“The veil trend is stronger than ever, but we’re seeing much more creativity with it,” Malone says. While a traditional 110-inch, silk tulle cathedral veil completes the look of any dress without competing with its design, Malone and Kruszka are finding that this season’s embellishments are making their way from sleeves, bodices and skirts to this bold, classic accessory.
“Traditionally we might have seen details like hand-sewn pearls or embroidery around the trim of a veil to give it a more romantic, regal look,” Malone says. “What designers are doing now is extending these embellishments through the entire veil,” and the scale of embroidery or metallic lace is bolder than before. For those who don’t want a veil the length of a train, there are plenty of shorter styles to select from, too.
Also back from decades past is the bow, with styles borrowed from the 1800s to the 1980s. They’re appearing everywhere, from all sides of the waistline to the neckline, shoulders, back, bust, train and even down the front of the skirt, hem of the sleeves, along straps and on hairpieces. “Designers to look out for are Tony Ward, Sareh Nouri, Hayley Paige, Martina Liana, and Michelle Roth,” Kruszka says of those carried at Kleinfeld.
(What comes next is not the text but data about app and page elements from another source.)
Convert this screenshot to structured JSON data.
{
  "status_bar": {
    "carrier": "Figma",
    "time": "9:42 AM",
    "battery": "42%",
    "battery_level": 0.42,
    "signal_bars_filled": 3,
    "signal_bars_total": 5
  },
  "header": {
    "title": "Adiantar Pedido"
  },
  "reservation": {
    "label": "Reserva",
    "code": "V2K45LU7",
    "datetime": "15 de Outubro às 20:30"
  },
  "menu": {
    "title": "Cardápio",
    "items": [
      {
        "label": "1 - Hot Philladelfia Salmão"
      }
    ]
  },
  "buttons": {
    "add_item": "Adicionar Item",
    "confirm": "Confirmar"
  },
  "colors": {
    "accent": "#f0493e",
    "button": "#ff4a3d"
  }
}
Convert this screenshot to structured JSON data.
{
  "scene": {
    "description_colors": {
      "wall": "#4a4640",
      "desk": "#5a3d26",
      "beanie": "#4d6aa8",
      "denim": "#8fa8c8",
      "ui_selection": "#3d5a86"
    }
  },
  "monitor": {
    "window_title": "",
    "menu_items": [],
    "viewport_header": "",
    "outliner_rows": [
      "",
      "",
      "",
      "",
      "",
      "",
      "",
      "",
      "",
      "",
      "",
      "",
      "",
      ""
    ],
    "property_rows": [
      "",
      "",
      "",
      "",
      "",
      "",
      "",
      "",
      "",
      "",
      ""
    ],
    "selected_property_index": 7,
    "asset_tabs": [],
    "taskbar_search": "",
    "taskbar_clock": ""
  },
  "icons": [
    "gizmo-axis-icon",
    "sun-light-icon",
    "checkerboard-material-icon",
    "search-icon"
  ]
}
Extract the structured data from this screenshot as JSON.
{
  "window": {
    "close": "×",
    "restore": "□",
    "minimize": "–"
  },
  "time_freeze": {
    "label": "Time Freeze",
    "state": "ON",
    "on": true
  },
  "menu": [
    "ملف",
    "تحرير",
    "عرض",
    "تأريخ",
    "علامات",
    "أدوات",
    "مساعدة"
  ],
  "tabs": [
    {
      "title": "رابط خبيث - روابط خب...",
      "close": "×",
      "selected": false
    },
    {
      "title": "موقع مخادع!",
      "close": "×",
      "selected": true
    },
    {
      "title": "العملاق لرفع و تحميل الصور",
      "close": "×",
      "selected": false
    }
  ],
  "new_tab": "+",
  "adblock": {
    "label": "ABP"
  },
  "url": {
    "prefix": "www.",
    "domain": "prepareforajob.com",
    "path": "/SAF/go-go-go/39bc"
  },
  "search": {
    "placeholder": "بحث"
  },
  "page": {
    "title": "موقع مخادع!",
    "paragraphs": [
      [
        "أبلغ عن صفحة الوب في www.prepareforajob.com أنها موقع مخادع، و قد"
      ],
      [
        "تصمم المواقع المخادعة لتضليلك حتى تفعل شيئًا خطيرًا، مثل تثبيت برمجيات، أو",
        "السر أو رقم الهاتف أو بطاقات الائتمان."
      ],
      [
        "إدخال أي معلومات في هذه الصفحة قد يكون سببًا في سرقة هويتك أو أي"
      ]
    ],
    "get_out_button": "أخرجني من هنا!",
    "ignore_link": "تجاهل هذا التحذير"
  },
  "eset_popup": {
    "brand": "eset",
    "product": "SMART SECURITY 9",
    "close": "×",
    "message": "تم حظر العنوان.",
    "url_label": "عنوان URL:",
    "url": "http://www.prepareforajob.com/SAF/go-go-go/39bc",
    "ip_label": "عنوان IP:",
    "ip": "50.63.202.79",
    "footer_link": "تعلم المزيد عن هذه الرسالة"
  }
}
A nontraditional wedding shoe—think white tennis shoes or embellished kicks—are not only a fun way to add personality to an otherwise conservative look, but they offer practical appeal. “Many brides are opting to host their wedding on our natural lawn, without putting flooring down,” Grogan says. While a stiletto might send a bride falling right out of her heels while en route to the altar, a sneaker is a safe alternative that’s now trending. Plus, Kruszka says, “Comfort is key when you’re wearing shoes for 12 or more hours.”
Say “I Do” to a Hue
From subtle neutrals to custom watercolor patterns, the plain white dress is getting an artful makeover. In addition to an array of solid champagne and blush hues, which complement fair skin tones that can be washed out by classic ivory, Malone says some gowns are showing splashes of color we haven’t seen before. One popular trend is to add a punch of purple. “An amethyst underlay, for example, is a subtle way to add color that gives the embellishment of the skirt—like a French lace—more contrast,” Malone says.
Kruszka’s brides are even going for blushes, blues and bold floral prints, such as Le Spose di Giò’s floral organza ballgown and Hayley Paige’s bolder colors, featuring pink hues falling down high-low hems and aqua blooms blown across ruffled skirts.
The veil has seen another trend this season, in the way of ombre. “It’s very cool to see how designers (like Toni Federici and Sara Gabriel) are incorporating modern trends into the veil,” Malone says, noting one style that begins subtly toward the top and becomes more pigmented as it reaches the bottom, such as Gabriel’s hand-dyed Constance design, which gradually turns from white to blush, plum or sky blue. Whether it’s a pop of pink in an accessory or a new hue for the dress itself, this season, the trends offer exciting opportunities to perfectly personalize your look for the big day.
The Perfect Match
Jennette Kruszka, director of marketing and public relations for Kleinfeld Bridal, shares her tips for success when shopping for your wedding dress.
1. Set a budget ahead of time, and be sure to include accessories like a veil, shoes and costume jewelry. Brides seeking savings can shop designer trunk shows, which often feature discounts between 10-15%, as well as sample sales
2. Start shopping nine months to a year before the wedding, providing a cushion of time for delivery and any alterations.
3. Select your shopping crew carefully. Any more than four people can mean too many opinions, often confusing the bride.